_WORK INSTRUCTION_
Report every line of the records beneath this task that holds the string "Cryptogram".

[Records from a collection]

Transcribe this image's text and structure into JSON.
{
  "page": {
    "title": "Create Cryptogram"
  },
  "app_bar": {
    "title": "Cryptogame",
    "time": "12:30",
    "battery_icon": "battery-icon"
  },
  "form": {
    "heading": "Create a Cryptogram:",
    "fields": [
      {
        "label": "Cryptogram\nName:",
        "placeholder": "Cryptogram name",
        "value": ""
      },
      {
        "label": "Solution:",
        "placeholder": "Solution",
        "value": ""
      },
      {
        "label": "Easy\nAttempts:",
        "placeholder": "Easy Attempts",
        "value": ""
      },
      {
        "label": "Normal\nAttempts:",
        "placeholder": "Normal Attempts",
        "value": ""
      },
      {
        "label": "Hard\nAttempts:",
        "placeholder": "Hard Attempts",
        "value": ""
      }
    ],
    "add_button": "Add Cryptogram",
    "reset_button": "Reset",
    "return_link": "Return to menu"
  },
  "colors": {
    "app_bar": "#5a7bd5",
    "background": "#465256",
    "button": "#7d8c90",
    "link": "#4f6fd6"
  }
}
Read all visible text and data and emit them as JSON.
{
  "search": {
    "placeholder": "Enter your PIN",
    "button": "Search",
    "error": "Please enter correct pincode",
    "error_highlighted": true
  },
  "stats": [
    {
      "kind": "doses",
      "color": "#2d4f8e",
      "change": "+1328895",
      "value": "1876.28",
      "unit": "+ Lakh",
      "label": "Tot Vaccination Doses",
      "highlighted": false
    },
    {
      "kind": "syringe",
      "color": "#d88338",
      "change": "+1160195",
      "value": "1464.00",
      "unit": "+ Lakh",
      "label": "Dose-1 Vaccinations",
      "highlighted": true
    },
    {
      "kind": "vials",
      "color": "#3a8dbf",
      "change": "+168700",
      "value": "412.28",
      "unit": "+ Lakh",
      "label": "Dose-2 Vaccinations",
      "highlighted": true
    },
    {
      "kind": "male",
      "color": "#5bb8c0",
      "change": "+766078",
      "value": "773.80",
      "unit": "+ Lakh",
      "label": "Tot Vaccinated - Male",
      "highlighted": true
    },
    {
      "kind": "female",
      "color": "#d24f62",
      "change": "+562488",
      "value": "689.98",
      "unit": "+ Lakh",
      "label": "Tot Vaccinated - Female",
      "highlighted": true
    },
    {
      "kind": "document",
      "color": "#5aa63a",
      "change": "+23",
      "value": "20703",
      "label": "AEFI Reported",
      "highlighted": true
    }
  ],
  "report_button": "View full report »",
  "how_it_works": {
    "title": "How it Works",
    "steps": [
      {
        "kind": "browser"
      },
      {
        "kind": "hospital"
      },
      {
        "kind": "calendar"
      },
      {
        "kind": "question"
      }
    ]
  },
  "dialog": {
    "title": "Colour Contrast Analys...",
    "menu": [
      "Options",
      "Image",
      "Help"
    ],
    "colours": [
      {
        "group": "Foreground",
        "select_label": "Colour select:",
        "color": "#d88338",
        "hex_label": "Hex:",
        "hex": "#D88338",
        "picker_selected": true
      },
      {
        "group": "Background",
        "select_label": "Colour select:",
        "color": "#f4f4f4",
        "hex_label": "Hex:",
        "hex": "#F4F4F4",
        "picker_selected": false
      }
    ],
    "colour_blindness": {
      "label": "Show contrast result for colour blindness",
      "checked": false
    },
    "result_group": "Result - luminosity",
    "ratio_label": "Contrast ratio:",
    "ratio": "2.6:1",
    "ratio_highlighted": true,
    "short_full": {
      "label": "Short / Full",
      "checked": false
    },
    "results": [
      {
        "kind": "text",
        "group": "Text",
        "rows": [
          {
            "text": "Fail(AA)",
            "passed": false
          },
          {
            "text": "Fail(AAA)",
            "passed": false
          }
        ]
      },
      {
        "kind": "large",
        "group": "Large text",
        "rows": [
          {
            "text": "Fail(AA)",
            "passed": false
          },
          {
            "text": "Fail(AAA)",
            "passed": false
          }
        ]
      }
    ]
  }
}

_REPLY_
    "title": "Create Cryptogram"
    "heading": "Create a Cryptogram:",
        "label": "Cryptogram\nName:",
        "placeholder": "Cryptogram name",
    "add_button": "Add Cryptogram",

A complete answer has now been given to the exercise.